Ijeoma has devoted her life to the discussion of race and privilege in our society, and writes/internet yells for a lot of publications. She’s a mother, a partner, and gorgeously talented at make-up to boot (she recently created an Instagram account solely to share her looks, and we are in love with what she shares!).

Our Truth Teller colorway is inspired by one of these looks, and pays homage to all of the parts of Ijeoma that she shares with us. Because Black joy is something to celebrate just as much as success that comes with being a Truth Teller in America. 

Books by Ijeoma Oluo:

  • So You Want To Talk About Race
  • Mediocre: The Dangerous Legacy of White Male America 
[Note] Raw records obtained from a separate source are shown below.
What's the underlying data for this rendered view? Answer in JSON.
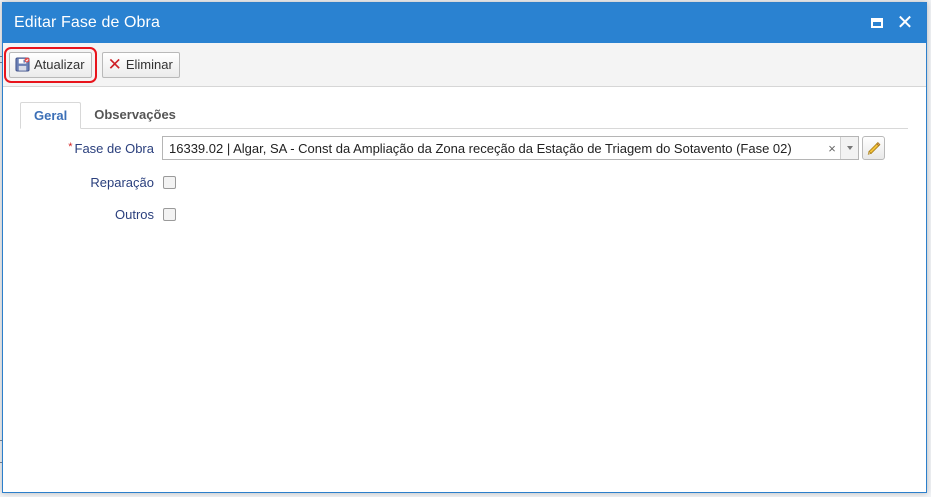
{
  "dialog": {
    "title": "Editar Fase de Obra"
  },
  "toolbar": {
    "update_label": "Atualizar",
    "delete_label": "Eliminar"
  },
  "tabs": [
    {
      "label": "Geral",
      "active": true
    },
    {
      "label": "Observações",
      "active": false
    }
  ],
  "form": {
    "required_marker": "*",
    "fase_label": "Fase de Obra",
    "fase_value": "16339.02 | Algar, SA - Const da Ampliação da Zona receção da Estação de Triagem do Sotavento (Fase 02)",
    "clear_glyph": "×",
    "reparacao_label": "Reparação",
    "reparacao_checked": false,
    "outros_label": "Outros",
    "outros_checked": false
  },
  "colors": {
    "titlebar": "#2a82d1",
    "label_text": "#2a3f7d",
    "active_tab": "#3b6fb7",
    "highlight": "#e8141c",
    "delete_icon": "#cf2027"
  }
}
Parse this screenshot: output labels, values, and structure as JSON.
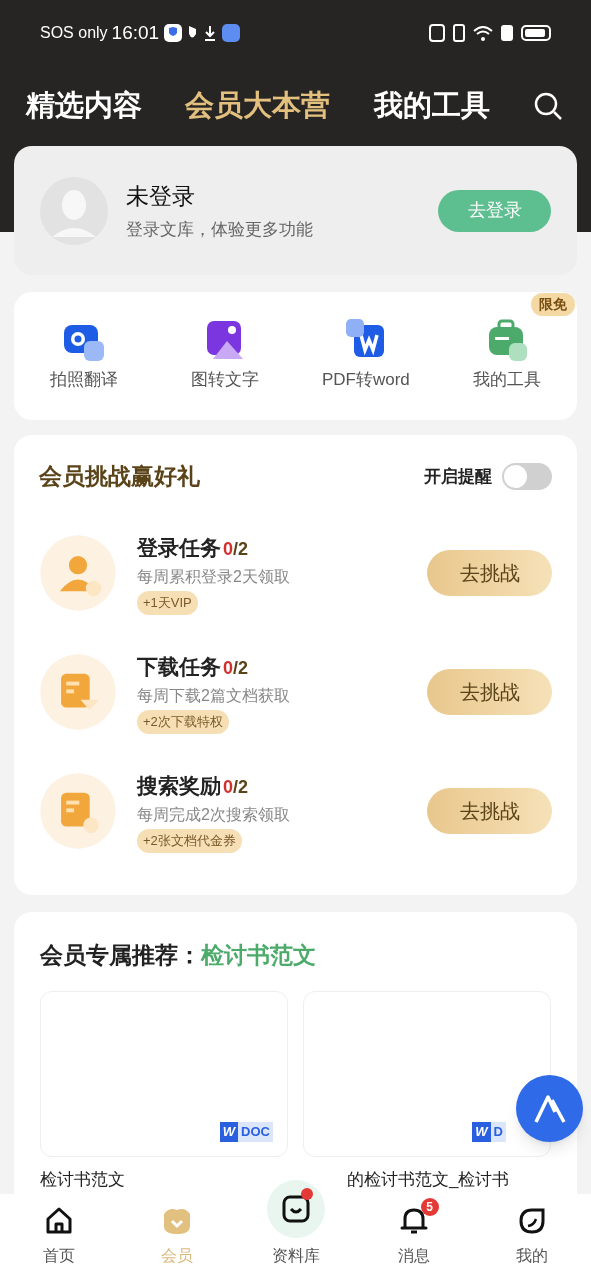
{
  "status_bar": {
    "carrier": "SOS only",
    "time": "16:01"
  },
  "tabs": [
    {
      "label": "精选内容",
      "selected": false
    },
    {
      "label": "会员大本营",
      "selected": true
    },
    {
      "label": "我的工具",
      "selected": false
    }
  ],
  "login": {
    "title": "未登录",
    "subtitle": "登录文库，体验更多功能",
    "button": "去登录"
  },
  "tools": [
    {
      "kind": "camera",
      "label": "拍照翻译"
    },
    {
      "kind": "image",
      "label": "图转文字"
    },
    {
      "kind": "pdf",
      "label": "PDF转word"
    },
    {
      "kind": "toolbox",
      "label": "我的工具",
      "badge": "限免"
    }
  ],
  "challenge": {
    "title": "会员挑战赢好礼",
    "reminder_label": "开启提醒",
    "reminder_on": false,
    "tasks": [
      {
        "kind": "login",
        "title": "登录任务",
        "done": "0",
        "total": "/2",
        "desc": "每周累积登录2天领取",
        "reward": "+1天VIP",
        "button": "去挑战"
      },
      {
        "kind": "download",
        "title": "下载任务",
        "done": "0",
        "total": "/2",
        "desc": "每周下载2篇文档获取",
        "reward": "+2次下载特权",
        "button": "去挑战"
      },
      {
        "kind": "search",
        "title": "搜索奖励",
        "done": "0",
        "total": "/2",
        "desc": "每周完成2次搜索领取",
        "reward": "+2张文档代金券",
        "button": "去挑战"
      }
    ]
  },
  "recommend": {
    "title": "会员专属推荐：",
    "keyword": "检讨书范文",
    "docs": [
      {
        "logo": "W",
        "type": "DOC",
        "title": "检讨书范文"
      },
      {
        "logo": "W",
        "type": "D",
        "title": "的检讨书范文_检讨书"
      }
    ]
  },
  "nav": [
    {
      "kind": "home",
      "label": "首页",
      "selected": false
    },
    {
      "kind": "vip",
      "label": "会员",
      "selected": true
    },
    {
      "kind": "library",
      "label": "资料库",
      "selected": false,
      "dot": true
    },
    {
      "kind": "bell",
      "label": "消息",
      "selected": false,
      "count": "5"
    },
    {
      "kind": "me",
      "label": "我的",
      "selected": false
    }
  ]
}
Want more like this? Here are some other authors we suggest you read/listen to:

  • Layla F. Saad
  • Austin Channing Brown
  • Michelle Alexander
  • Mikki Kendall
  • Liz Plank
  • Patrisse Khan-Cullors
  • Cathy Park Hong

We hope you enjoy this HerStory Book Club as much as we have enjoyed putting it together. We envision an open-ended Book Club, with folks reading or listening to whichever book they’d like from each author’s If you’d like a spoiler of all of the authors we’ll be showcasing this year, check out our website: http://knittedwit.com/herstory-2022-authors/

Ijeoma’s website: https://www.ijeomaoluo.com/

HerStory January 2022: Phoebe Robinson

We could not be more excited about this year’s foray into books and authors for our 2022 HerStory! In the spirit of “treating ourselves” for January, we chose Phoebe Robinson, because everything about her is a real treat. Reading or (our preferred method) listening to her books, you feel like you’ve made a new best friend. Plus, she doesn’t shy away from important topics that affect her as a Black woman in America. 

Phoebe has written 3 books. She has done stand-up comedy (as half of Two Dope Queens); she has acted in films and TV shows; she has hosted numerous podcasts. She even did a high-in-the-trees ropes course with, of all people, Kevin Bacon, as a part of her Comedy Central Show, Doing the Most with Phoebe Robinson

In 2020, Phoebe launched Tiny Reparations, which began as a publishing imprint with the goal of highlighting and amplifying unique and diverse voices that not only reflect the current conversation but also push it forward. This inspired a production company as well. In Robinson’s own words, in creating the production company: “We’re focused on telling funny AF, complex AF, and honest AF stories that will make you cry laughing while also shining a light on things that make you go hmmm. #RememberThatSong #ShoutoutTo C+CMusicFactory.”

When reading Phoebe’s words on the page or on Instagram, when listening to one of her podcasts or the audio versions of her books, when spending time with this amazing woman, you are sure to be struck by how much joy she gets out of life, with how very tickled she is with whatever story she’s sharing with you. Listening to her is almost intimate: you truly feel as though you are sitting on your couch, glass of wine or mug of tea in hand, chatting and laughing and crying with a trusted friend, both of you snuggled under blankets with plenty of snacks at hand. 

As we were developing our colorway, which we’re calling Thirsty Thursdays, we wanted to honor the light Phoebe Robinson is in the world, and create something bright and fun. The name is an homage to the hilarious odes to hotties that she posts on Thursdays on Instagram; just try to read through one of them without guffawing out loud. 

Books by Phoebe Robinson:

  • You Can’t Touch My Hair and Other Things I Still Have to Explain
  • Everything is Trash, But It’s Okay
  • Please Don’t Sit on My Bed in Your Outside Clothes

Want more like this? Here are some other authors we suggest you read/listen to:

  • Amber Ruffian
  • Tina Fey
  • Amy Poehler
  • Samantha Irby
  • Mindy Kaling

We hope you enjoy this HerStory Book Club as much as we have enjoyed putting it together. We envision an open-ended Book Club, with folks reading or listening to whichever book they’d like from each author’s If you’d like a spoiler of all of the authors we’ll be showcasing this year, check out our website: http://knittedwit.com/herstory-2022-authors/

Thanks so much! Let’s all fill our 2022 with reading and fabulous yarn inspired by fabulous women writers!